With less than four weeks left in the 2010 midterm election cycle, Republican Rob Portman (47 percent) has opened up a 10 point lead over Democrat Lee Fisher (37 percent) in the Ohio race for U.S. Senate, according to the latest Suffolk University poll. Independent Michael Pryce has 4 percent, and just 7 percent of respondents say they remain undecided, while 4 percent said they would vote or lean towards someone not on the ballot.

Meanwhile, the race for the Governor of Ohio is much closer. Republican John Kasich (46 percent) edges Democrat Ted Strickland (42 percent) by just 4 points, though the race is within the statistical margin of error. Green Party candidate Dennis Spisak has 4 percent, followed by Libertarian Ken Matesz, with 2 percent. There are 5 percent still undecided.

“Among voters who know both Portman and Fisher, Portman led 53 percent to 36 percent. We see a similar trend among voters who know both Kasich and Strickland, where Kasich leads 48 percent to 40 percent,” said David Paleologos, director of the Political Research Center at Boston’s Suffolk University. “Presumably by November 2, likely voters will know both major candidates for both races and this dynamic, along with a bad economy, foreshadows a dismal outcome for both Democratic candidates.”

Few believe that the recession is over in Ohio. Only 5 percent indicate it is, while 90 percent say it’s not over. And when likely voters were asked if the job situation will improve in the next six months, only 28 percent indicated yes, while 62 percent said no.

Hillary Clinton (60 percent favorable – 33 percent unfavorable) is the most popular politician of the eight public figures polled. This mirrors findings in the Suffolk University polls of Pennsylvania and Illinois likely voters in the past two weeks. Among other figures, President Obama scores a 48 percent favorable – 46 percent unfavorable rating in Ohio.

Both Democrats in statewide elections have unfavorability ratings that surpass their favorable. Democrat for U.S. Senator Lee Fisher scores 27 percent favorable to 37 percent unfavorable, with 23 percent undecided, and Democrat for Governor of Ohio Ted Strickland scores 43 percent favorable to 45 percent unfavorable, with 10 percent undecided. All other candidates for statewide office have higher favorable ratings than unfavorable.

In the race for Attorney General, Republican Mike DeWine (44 percent) leads Democrat Richard Cordray (38 percent). In the Secretary of State and Treasurer races, Democratic candidates lead their Republican challengers. For Secretary of State, Democrat Maryellen O’Shaughnessy (40 percent) leads Republican Jon Husted (33 percent) by 7 points, and for Treasurer, Democrat Kevin Boyce (37 percent) leads Republican Josh Mandel (34 percent).

When asked to think about their local congressional races, 48 percent of likely voters said they would vote Democrat, while 41 percent said they would vote Republican, and 10 percent said they were undecided.
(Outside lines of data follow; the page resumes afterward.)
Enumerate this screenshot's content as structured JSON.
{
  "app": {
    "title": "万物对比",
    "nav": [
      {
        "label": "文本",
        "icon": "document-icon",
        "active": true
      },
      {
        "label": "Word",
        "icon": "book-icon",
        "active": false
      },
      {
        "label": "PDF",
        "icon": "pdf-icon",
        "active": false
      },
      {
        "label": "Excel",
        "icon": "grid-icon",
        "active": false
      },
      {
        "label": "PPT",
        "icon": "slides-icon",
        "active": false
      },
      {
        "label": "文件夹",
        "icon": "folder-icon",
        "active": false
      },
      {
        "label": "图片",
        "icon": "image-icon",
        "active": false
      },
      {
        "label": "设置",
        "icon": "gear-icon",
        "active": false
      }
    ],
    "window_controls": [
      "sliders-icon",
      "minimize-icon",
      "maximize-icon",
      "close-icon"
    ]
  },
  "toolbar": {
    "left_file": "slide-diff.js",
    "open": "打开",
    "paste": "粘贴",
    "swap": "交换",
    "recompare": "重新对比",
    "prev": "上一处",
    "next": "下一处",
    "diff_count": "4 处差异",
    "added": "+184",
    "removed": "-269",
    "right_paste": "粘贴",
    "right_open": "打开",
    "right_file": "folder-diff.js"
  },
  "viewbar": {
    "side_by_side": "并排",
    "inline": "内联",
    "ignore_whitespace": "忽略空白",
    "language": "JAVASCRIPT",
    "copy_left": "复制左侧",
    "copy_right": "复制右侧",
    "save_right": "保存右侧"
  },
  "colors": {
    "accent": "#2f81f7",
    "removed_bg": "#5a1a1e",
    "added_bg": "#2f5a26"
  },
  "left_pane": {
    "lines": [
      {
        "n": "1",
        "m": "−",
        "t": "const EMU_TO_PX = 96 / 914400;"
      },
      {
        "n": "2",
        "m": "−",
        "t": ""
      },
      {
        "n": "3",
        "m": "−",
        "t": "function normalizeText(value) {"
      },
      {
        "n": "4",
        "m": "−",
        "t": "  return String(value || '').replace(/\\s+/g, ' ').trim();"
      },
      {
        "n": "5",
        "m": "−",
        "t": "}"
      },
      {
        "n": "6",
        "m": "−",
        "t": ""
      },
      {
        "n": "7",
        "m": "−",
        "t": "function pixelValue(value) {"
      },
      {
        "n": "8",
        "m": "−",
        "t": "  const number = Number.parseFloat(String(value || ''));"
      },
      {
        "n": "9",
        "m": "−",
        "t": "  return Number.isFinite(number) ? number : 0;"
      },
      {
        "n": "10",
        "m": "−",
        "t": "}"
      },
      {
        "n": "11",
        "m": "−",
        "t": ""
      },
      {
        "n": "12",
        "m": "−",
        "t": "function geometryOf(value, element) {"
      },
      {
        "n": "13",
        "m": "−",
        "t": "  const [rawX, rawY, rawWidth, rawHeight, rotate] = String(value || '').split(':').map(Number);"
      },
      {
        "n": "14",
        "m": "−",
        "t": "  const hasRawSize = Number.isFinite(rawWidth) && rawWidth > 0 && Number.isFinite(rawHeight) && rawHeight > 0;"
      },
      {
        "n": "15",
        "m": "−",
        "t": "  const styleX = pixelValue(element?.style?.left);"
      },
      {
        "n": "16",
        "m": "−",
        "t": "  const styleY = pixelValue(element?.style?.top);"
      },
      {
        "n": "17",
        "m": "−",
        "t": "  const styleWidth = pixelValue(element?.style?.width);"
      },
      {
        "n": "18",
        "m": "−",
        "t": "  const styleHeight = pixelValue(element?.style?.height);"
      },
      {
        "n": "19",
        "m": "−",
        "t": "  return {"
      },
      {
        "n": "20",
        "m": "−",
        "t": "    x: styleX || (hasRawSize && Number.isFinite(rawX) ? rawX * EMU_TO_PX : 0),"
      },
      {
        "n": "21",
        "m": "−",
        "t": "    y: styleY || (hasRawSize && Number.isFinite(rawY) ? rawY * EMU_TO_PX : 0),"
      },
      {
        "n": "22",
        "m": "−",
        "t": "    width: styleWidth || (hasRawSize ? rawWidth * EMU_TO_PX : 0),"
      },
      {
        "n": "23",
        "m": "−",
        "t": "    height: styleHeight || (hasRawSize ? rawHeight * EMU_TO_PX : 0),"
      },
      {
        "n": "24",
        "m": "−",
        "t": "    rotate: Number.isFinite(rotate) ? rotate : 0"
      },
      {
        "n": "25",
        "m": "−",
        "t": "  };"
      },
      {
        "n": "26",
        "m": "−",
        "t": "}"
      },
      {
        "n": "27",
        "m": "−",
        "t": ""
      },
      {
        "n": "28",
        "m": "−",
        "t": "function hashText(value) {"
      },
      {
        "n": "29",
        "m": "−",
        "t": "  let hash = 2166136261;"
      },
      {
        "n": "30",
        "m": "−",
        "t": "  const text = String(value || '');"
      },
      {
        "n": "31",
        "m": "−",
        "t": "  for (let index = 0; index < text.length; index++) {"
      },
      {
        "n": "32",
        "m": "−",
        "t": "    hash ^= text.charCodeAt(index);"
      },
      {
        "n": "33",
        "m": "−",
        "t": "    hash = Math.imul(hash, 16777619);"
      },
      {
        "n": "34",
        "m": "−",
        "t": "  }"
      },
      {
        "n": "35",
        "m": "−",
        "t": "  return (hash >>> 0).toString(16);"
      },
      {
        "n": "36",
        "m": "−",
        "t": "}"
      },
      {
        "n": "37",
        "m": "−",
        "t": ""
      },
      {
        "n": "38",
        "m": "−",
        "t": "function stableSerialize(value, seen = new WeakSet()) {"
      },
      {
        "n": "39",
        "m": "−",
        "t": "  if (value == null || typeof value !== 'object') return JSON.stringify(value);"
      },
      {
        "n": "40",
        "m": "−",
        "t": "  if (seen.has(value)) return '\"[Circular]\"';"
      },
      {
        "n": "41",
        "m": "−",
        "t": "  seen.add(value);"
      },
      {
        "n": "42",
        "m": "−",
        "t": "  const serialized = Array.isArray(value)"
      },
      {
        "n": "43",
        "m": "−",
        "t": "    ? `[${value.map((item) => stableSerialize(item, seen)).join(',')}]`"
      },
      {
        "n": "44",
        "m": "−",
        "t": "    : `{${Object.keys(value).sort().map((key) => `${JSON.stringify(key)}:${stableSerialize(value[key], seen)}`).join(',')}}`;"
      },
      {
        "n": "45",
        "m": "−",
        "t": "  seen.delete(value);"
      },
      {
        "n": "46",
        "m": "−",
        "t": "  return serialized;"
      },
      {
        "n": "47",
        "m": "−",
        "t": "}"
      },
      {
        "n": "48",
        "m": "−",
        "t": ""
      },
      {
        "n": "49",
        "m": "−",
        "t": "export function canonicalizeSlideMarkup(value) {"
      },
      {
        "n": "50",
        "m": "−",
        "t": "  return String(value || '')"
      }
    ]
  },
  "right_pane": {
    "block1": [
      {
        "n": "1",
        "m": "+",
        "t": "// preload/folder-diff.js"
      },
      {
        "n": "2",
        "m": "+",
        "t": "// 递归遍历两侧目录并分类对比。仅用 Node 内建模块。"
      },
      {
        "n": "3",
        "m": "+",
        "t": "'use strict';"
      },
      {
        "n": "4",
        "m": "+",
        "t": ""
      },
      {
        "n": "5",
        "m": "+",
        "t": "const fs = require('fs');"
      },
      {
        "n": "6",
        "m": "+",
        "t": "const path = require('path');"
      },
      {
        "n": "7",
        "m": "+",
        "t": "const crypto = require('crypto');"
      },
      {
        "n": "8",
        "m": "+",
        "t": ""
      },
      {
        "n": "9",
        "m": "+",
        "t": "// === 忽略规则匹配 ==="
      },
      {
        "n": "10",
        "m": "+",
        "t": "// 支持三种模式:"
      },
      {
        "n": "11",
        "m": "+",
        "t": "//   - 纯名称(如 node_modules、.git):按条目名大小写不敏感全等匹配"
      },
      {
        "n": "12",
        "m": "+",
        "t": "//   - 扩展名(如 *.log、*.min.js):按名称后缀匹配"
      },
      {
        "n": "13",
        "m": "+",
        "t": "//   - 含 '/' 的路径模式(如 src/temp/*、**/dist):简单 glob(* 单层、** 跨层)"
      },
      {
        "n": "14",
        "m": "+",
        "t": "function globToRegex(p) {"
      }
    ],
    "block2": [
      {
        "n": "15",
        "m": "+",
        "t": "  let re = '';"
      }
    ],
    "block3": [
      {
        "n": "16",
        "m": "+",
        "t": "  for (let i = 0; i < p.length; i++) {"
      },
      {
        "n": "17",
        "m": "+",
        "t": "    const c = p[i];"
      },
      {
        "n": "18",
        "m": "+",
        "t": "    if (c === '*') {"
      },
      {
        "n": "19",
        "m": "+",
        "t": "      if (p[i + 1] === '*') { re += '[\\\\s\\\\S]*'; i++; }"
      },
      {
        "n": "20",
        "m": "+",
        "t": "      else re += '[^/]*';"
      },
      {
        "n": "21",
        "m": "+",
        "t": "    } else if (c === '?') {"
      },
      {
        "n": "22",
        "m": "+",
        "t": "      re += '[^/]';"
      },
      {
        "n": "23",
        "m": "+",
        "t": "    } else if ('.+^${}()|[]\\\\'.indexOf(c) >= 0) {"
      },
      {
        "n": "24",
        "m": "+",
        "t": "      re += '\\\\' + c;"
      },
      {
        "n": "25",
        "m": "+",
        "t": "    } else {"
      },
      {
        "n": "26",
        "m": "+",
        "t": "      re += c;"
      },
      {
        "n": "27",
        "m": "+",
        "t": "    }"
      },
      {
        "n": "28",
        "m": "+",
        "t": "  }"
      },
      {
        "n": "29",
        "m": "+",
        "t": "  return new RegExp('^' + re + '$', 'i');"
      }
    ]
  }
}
Current issues in Ohio that were polled included marriage equality for same-sex couples, of which 43 percent of likely voters stated they favor absolute prohibition of any legally recognized union, and 24 percent of respondents said they favored legal recognition of marriage between people of the same sex, while 18 percent said they preferred the recognition of civil unions only.

Other issues included the legalization of medical marijuana, which the Ohio state legislature voted down in House Bill 478. Forty-three percent of likely voters said marijuana should be legalized for medical purposes only, while 20 percent said it should be fully legal for personal use. Another 23 percent of respondents said it should be illegal under any circumstances, and 12 percent said marijuana laws should remain as they are – decriminalized but not fully legal.

In the bellwether Clark County, both races continued to produce leads for the Republican. In the Senate fight Portman led Fisher 43 percent to 36 percent, while in the race for governor, Kasich led Strickland 44 percent to 42 percent. In the 2006 gubernatorial election in Ohio, Clark County was within one percentage point of the state total for all gubernatorial candidates and closer than all other counties to the statewide numbers.

Methodology

The statewide survey of 500 Ohio likely voters was conducted Oct. 4-6, 2010. The margin of error is +/- 4.4 percent at a 95 percent level of confidence. The Clark County bellwether included 300 likely voters polled 10/5-10/6. Bellwethers are designed to predict outcomes, not margins. Marginals and full cross-tabulation data will be posted Thursday Oct. 7 at 1 p.m. on the Suffolk University Political Research Center Web site: http://www.suffolk.edu/research/1450.html. For more information, contact David Paleologos at 781-290-9310.